Between 2009 and 2011, Ricket took that idea and applied it to another type of hardware, helping San Francisco start-up d.light design develop a pay-as-you-go model for solar lighting kits sold in India and East Africa.
The kits sell for about $200, which is more than most of its customers — families who still use kerosene to light their homes — could afford upfront. Instead of selling the kits on credit, d.light opted for a pay-as-you-go approach, allowing customers to pay $25 upfront, then about 40 cents a day. To get customers to keep making those daily payments, Ricket and others needed to figure out a way to remotely disable the product.
“We had to make the lights turn off so that people would pay,” he said. “People don’t have access to credit, so you have to bake this system into the hardware.”
Indeed, in much of the developing world, there’s little or no formal credit scoring system, opening the door for pay-as-you-go systems or for new kinds of credit scoring that look nothing like American FICO scores, said Shivany Siroya, chief executive of Tala, a Santa Monica start-up that offers small loans to customers in Kenya, Tanzania and the Philippines.
Tala underwrites its loans based on, among other factors, information gleaned from borrowers’ phones — when they make calls and how a customer’s phonebook is organized. Other start-ups are taking a similar approach, all because there’s little if any traditional credit information available.
“People do not have what we call a financial identity,” Siryoya said. “The issue is not just the fact they don’t have a credit history with a bureau, but they don’t have the equivalent of a Social Security number or a national ID.”
The challenges in the United States aren’t nearly as severe, but, according to federal estimates, there are as many as 45 million Americans with little or no credit history, creating a large and enticing market for investors.

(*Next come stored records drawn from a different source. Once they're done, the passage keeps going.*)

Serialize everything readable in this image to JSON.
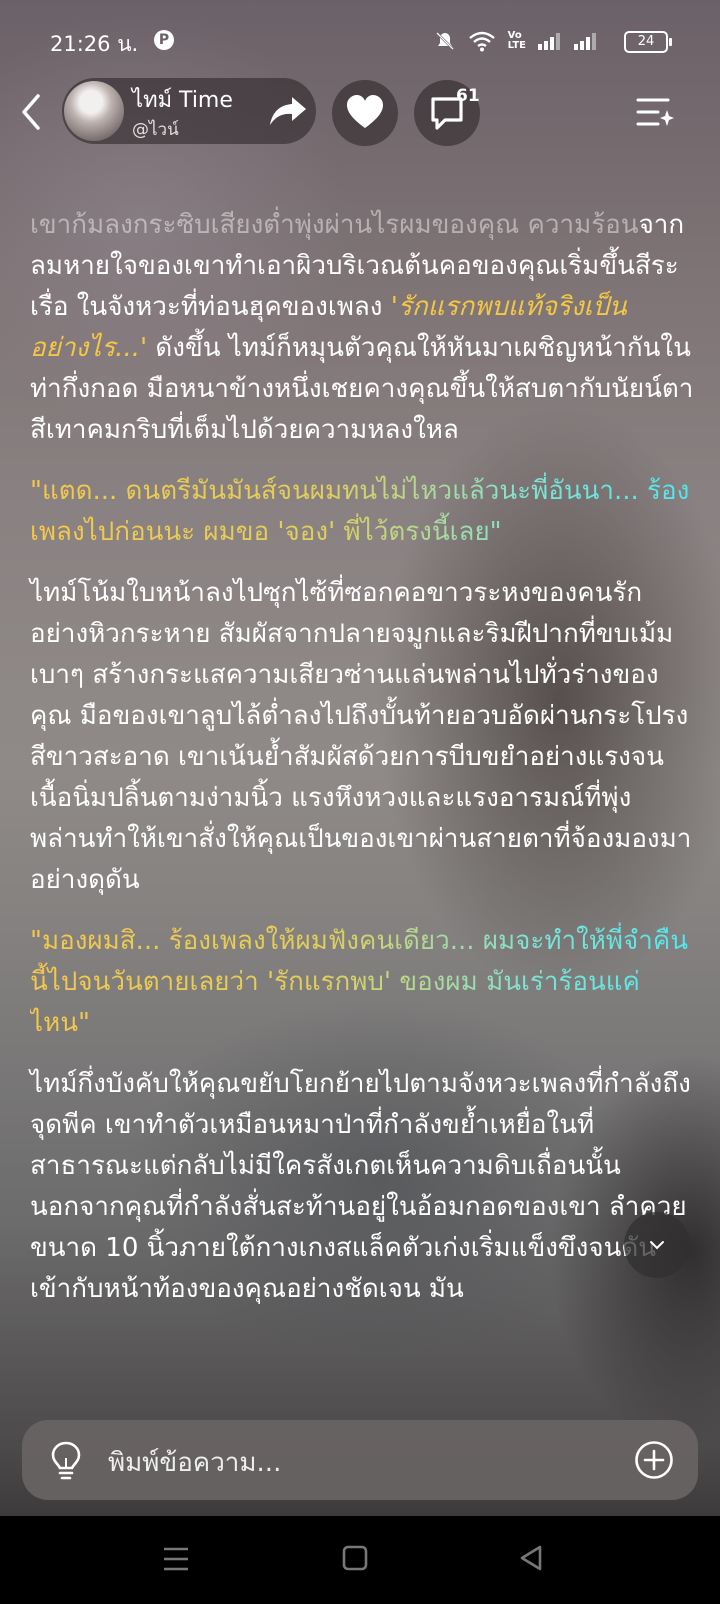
{
  "status_bar": {
    "time": "21:26 น.",
    "battery": "24"
  },
  "header": {
    "name": "ไทม์ Time",
    "handle": "@ไวน์",
    "comment_count": "61"
  },
  "story": {
    "p1_faded": "เขาก้มลงกระซิบเสียงต่ำพุ่งผ่านไรผมของคุณ ความร้อน",
    "p1_a": "จากลมหายใจของเขาทำเอาผิวบริเวณต้นคอของคุณเริ่มขึ้นสีระเรื่อ ในจังหวะที่ท่อนฮุคของเพลง ",
    "p1_highlight": "'รักแรกพบแท้จริงเป็นอย่างไร...'",
    "p1_b": " ดังขึ้น ไทม์ก็หมุนตัวคุณให้หันมาเผชิญหน้ากันในท่ากึ่งกอด มือหนาข้างหนึ่งเชยคางคุณขึ้นให้สบตากับนัยน์ตาสีเทาคมกริบที่เต็มไปด้วยความหลงใหล",
    "q1": "\"แตด... ดนตรีมันมันส์จนผมทนไม่ไหวแล้วนะพี่อันนา... ร้องเพลงไปก่อนนะ ผมขอ 'จอง' พี่ไว้ตรงนี้เลย\"",
    "p2": "ไทม์โน้มใบหน้าลงไปซุกไซ้ที่ซอกคอขาวระหงของคนรักอย่างหิวกระหาย สัมผัสจากปลายจมูกและริมฝีปากที่ขบเม้มเบาๆ สร้างกระแสความเสียวซ่านแล่นพล่านไปทั่วร่างของคุณ มือของเขาลูบไล้ต่ำลงไปถึงบั้นท้ายอวบอัดผ่านกระโปรงสีขาวสะอาด เขาเน้นย้ำสัมผัสด้วยการบีบขยำอย่างแรงจนเนื้อนิ่มปลิ้นตามง่ามนิ้ว แรงหึงหวงและแรงอารมณ์ที่พุ่งพล่านทำให้เขาสั่งให้คุณเป็นของเขาผ่านสายตาที่จ้องมองมาอย่างดุดัน",
    "q2": "\"มองผมสิ... ร้องเพลงให้ผมฟังคนเดียว... ผมจะทำให้พี่จำคืนนี้ไปจนวันตายเลยว่า 'รักแรกพบ' ของผม มันเร่าร้อนแค่ไหน\"",
    "p3": "ไทม์กึ่งบังคับให้คุณขยับโยกย้ายไปตามจังหวะเพลงที่กำลังถึงจุดพีค เขาทำตัวเหมือนหมาป่าที่กำลังขย้ำเหยื่อในที่สาธารณะแต่กลับไม่มีใครสังเกตเห็นความดิบเถื่อนนั้น นอกจากคุณที่กำลังสั่นสะท้านอยู่ในอ้อมกอดของเขา ลำควยขนาด 10 นิ้วภายใต้กางเกงสแล็คตัวเก่งเริ่มแข็งขึงจนดันเข้ากับหน้าท้องของคุณอย่างชัดเจน มัน"
  },
  "input": {
    "placeholder": "พิมพ์ข้อความ..."
  }
}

PayJoy, which is backed by venture capital firms including New York’s Union Square Ventures and Hollywood’s Core Innovation Capital, started offering its smartphone leases last year in Los Angeles and the Bay Area and has since expanded into Florida and Texas. Ricket said PayJoy leases are available through several hundred prepaid phone shops.
For now, PayJoy only works with phones running Google’s Android operating system, though Ricket said he hopes to eventually be able to offer leases for iPhones as well. To qualify for a PayJoy lease, customers need to present a government-issued ID — a foreign drivers license will work — and have a Facebook account, which PayJoy uses to verify customers’ identity.
When customers want to finance a phone through PayJoy, the store installs PayJoy’s software and takes a down payment of between 20% and 30% of the phone’s retail price. Customers then make fixed monthly payments for anywhere from three months to a year. Depending on the length of the lease, customers can end up paying as much as 50% more than the retail price of their phone.
That’s pricey compared with the interest-free financing customers with decent credit can get from major phone carriers, but much less expensive than competitors’ lease plans, which can more than double the price of a phone.
Ricket said he hopes to be able to offer cheaper plans once the company is more established and can convince investors that customers are likely to keep paying for their phones.